This chapter focuses on the security of the cellular network. Cellular networks are high-speed, high-capacity voice and data communication networks with enhanced multimedia and seamless roaming capabilities for supporting cellular devices. Cellular networks have become open public networks to which end subscribers have direct access. This has greatly increased the threats to the cellular network. Though cellular networks have vastly advanced in their performance abilities, the security of these networks still remains highly outdated. With the increase in popularity of cellular devices, these networks are used for more than just entertainment and phone calls. They have become the primary means of communication for finance-sensitive business transactions, lifesaving emergencies, and life-/mission-critical services such as E-911. A breakdown in the cellular network has many adverse effects, ranging from huge economic losses due to financial transaction disruptions; loss of life due to loss of phone calls made to emergency workers; and communication outages during emergencies.

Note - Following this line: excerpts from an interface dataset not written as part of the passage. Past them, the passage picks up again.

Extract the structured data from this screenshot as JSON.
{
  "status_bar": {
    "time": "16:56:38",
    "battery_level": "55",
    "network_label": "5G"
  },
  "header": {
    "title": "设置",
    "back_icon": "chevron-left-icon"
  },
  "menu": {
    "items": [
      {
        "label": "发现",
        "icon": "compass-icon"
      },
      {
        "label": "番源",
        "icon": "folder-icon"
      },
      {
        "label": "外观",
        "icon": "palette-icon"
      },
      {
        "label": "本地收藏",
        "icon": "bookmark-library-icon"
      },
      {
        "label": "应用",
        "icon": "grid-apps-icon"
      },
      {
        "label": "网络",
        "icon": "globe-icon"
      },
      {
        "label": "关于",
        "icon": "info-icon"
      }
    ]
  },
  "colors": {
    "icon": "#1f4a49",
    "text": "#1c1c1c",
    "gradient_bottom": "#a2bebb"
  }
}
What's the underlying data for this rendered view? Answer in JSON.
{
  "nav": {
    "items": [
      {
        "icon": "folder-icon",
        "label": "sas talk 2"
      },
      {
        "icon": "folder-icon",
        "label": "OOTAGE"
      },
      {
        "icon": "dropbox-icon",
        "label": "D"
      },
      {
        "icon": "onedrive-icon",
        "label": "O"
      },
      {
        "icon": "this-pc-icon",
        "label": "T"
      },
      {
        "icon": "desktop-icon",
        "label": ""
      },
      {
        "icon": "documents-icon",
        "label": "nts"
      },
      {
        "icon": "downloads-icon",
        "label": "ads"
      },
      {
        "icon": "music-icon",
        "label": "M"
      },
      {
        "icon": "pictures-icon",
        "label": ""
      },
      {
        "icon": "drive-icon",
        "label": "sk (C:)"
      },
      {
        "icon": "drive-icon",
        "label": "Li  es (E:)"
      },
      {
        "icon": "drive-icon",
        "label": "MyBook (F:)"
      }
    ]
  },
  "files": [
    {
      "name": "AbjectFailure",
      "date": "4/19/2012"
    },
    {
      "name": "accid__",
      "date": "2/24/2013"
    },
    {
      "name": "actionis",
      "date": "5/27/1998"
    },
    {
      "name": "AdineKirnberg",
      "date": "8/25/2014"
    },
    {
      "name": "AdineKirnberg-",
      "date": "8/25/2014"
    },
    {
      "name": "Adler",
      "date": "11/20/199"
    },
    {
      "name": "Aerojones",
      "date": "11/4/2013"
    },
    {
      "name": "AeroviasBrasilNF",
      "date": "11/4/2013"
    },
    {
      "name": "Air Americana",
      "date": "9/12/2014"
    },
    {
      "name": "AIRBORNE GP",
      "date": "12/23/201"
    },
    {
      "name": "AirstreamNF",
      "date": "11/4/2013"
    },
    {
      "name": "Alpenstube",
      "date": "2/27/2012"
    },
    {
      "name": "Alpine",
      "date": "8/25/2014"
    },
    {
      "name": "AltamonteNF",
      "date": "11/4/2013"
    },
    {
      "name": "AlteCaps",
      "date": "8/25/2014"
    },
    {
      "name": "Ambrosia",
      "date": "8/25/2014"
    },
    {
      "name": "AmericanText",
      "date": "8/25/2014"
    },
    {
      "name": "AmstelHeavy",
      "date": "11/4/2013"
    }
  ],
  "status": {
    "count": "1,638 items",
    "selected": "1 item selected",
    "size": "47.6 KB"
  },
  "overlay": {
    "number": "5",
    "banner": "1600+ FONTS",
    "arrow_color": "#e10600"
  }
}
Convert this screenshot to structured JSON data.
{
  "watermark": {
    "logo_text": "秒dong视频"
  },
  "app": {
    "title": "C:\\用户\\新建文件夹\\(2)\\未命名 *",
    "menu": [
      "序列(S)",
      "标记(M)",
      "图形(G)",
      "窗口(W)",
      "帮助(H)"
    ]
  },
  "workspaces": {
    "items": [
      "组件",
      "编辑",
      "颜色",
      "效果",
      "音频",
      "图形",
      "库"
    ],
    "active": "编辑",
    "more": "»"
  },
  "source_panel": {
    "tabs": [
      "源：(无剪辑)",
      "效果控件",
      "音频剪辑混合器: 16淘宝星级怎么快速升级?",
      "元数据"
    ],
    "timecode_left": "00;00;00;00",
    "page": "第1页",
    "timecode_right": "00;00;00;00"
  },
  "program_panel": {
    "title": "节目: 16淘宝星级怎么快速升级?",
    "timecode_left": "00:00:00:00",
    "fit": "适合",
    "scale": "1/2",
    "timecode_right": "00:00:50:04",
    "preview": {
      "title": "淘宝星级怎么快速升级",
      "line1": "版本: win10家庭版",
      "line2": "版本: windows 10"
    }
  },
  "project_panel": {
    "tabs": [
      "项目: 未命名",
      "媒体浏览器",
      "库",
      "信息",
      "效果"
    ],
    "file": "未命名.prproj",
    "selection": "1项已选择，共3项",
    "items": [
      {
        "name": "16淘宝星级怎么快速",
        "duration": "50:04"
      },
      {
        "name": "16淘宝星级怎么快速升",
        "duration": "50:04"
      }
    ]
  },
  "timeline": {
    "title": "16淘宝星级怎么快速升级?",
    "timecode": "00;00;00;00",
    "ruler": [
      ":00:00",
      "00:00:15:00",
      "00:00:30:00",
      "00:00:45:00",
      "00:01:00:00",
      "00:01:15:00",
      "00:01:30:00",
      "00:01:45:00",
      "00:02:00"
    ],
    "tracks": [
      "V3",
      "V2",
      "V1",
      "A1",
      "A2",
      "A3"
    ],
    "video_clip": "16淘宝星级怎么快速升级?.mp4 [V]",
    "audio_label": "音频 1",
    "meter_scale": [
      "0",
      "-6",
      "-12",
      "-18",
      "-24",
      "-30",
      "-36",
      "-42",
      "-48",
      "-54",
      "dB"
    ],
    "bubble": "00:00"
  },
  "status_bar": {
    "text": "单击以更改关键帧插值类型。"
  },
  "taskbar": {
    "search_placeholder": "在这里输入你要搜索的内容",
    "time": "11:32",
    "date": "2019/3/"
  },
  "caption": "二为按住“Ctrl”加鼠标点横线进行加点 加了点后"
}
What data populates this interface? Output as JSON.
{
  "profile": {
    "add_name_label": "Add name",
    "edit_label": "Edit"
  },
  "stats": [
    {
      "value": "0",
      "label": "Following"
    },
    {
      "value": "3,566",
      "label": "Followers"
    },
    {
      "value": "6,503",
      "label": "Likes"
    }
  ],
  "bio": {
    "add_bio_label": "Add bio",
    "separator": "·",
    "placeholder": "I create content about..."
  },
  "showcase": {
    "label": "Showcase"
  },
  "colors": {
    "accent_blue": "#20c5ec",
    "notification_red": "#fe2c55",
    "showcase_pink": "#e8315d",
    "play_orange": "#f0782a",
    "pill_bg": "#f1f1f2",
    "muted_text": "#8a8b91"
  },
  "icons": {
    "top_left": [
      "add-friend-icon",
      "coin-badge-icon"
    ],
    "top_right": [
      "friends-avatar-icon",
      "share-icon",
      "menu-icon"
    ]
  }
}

It must be noted that it is not difficult for unscrupulous elements to break into the cellular network and cause outages. The major reason for this is that cellular networks were not designed with security in mind. They evolved from the old-fashioned telephone networks that were built for performance. The cellular network has numerous well-known and unsecured vulnerabilities providing access to adversaries. To ensure that adversaries do not access the network and cause breakdowns, a high level of security must be maintained in the cellular network. However, though great efforts have been made to improve the cellular network in terms of support for new and innovative services, greater number of subscribers, higher speed, and larger bandwidth, very little has been done to update the security of the cellular network.
|Original language||English (US)|
|Title of host publication||Computer and Information Security Handbook|
|Number of pages||21|
|State||Published - Dec 1 2009|
All Science Journal Classification (ASJC) codes
- Computer Science(all)